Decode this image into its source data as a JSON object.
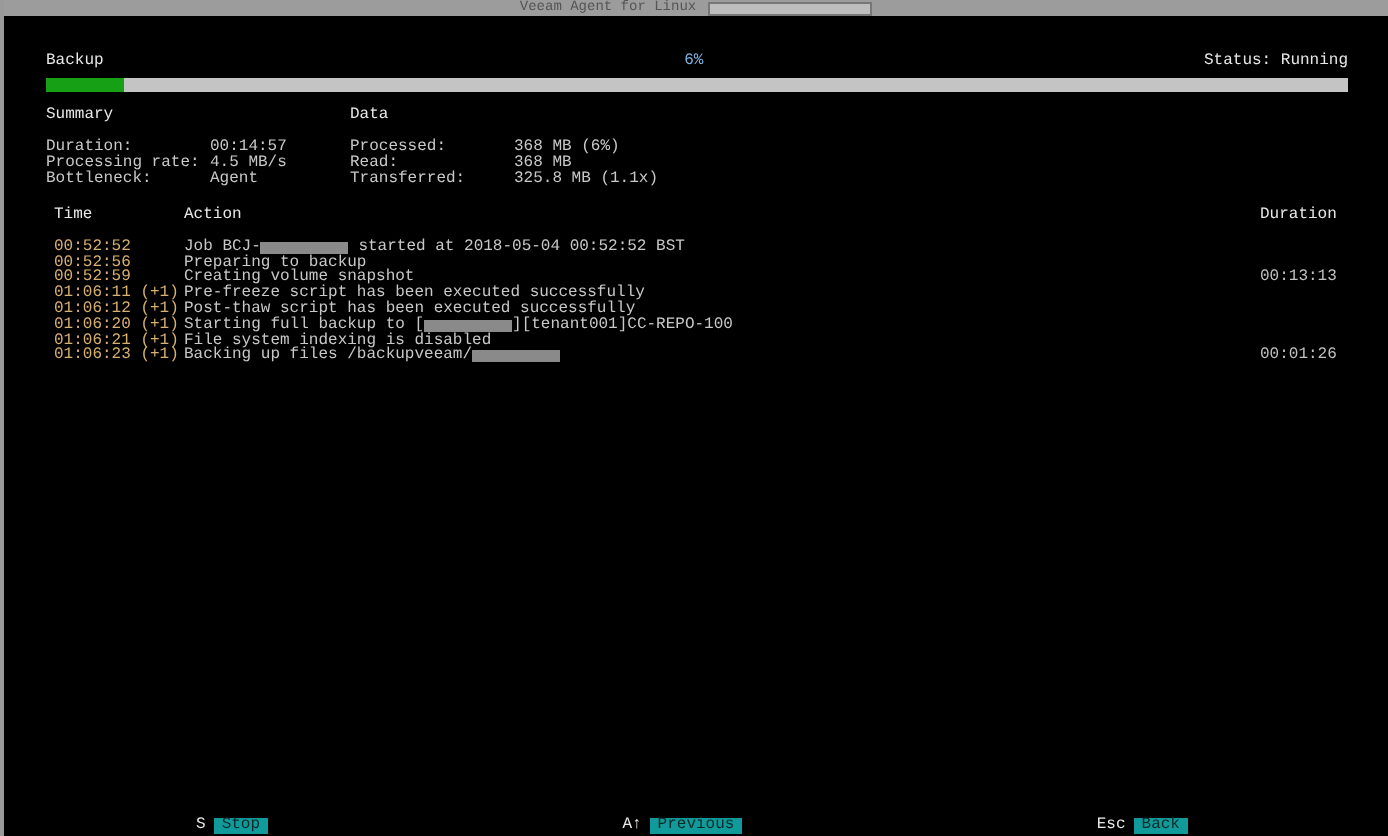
{
  "window": {
    "title": "Veeam Agent for Linux"
  },
  "job": {
    "name": "Backup",
    "percent": "6%",
    "status": "Status: Running",
    "level": 0.06
  },
  "summary": {
    "heading": "Summary",
    "rows": [
      {
        "label": "Duration:",
        "value": "00:14:57"
      },
      {
        "label": "Processing rate:",
        "value": "4.5 MB/s"
      },
      {
        "label": "Bottleneck:",
        "value": "Agent"
      }
    ]
  },
  "data": {
    "heading": "Data",
    "rows": [
      {
        "label": "Processed:",
        "value": "368 MB (6%)"
      },
      {
        "label": "Read:",
        "value": "368 MB"
      },
      {
        "label": "Transferred:",
        "value": "325.8 MB (1.1x)"
      }
    ]
  },
  "log": {
    "columns": [
      "Time",
      "Action",
      "Duration"
    ],
    "rows": [
      {
        "time": "00:52:52",
        "action": [
          {
            "kind": "text",
            "text": "Job BCJ-"
          },
          {
            "kind": "redacted"
          },
          {
            "kind": "text",
            "text": " started at 2018-05-04 00:52:52 BST"
          }
        ]
      },
      {
        "time": "00:52:56",
        "action": [
          {
            "kind": "text",
            "text": "Preparing to backup"
          }
        ]
      },
      {
        "time": "00:52:59",
        "action": [
          {
            "kind": "text",
            "text": "Creating volume snapshot"
          }
        ],
        "duration": "00:13:13"
      },
      {
        "time": "01:06:11 (+1)",
        "action": [
          {
            "kind": "text",
            "text": "Pre-freeze script has been executed successfully"
          }
        ]
      },
      {
        "time": "01:06:12 (+1)",
        "action": [
          {
            "kind": "text",
            "text": "Post-thaw script has been executed successfully"
          }
        ]
      },
      {
        "time": "01:06:20 (+1)",
        "action": [
          {
            "kind": "text",
            "text": "Starting full backup to ["
          },
          {
            "kind": "redacted"
          },
          {
            "kind": "text",
            "text": "][tenant001]CC-REPO-100"
          }
        ]
      },
      {
        "time": "01:06:21 (+1)",
        "action": [
          {
            "kind": "text",
            "text": "File system indexing is disabled"
          }
        ]
      },
      {
        "time": "01:06:23 (+1)",
        "action": [
          {
            "kind": "text",
            "text": "Backing up files /backupveeam/"
          },
          {
            "kind": "redacted"
          }
        ],
        "duration": "00:01:26"
      }
    ]
  },
  "footer": [
    {
      "key": "S",
      "label": "Stop"
    },
    {
      "key": "A↑",
      "label": "Previous"
    },
    {
      "key": "Esc",
      "label": "Back"
    }
  ]
}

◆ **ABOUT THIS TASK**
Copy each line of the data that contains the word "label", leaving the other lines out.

◆ **WRITTEN RESPONSE**
        "label": "Duration:",
        "label": "Processing rate:",
        "label": "Bottleneck:",
        "label": "Processed:",
        "label": "Read:",
        "label": "Transferred:",
      "label": "Stop"
      "label": "Previous"
      "label": "Back"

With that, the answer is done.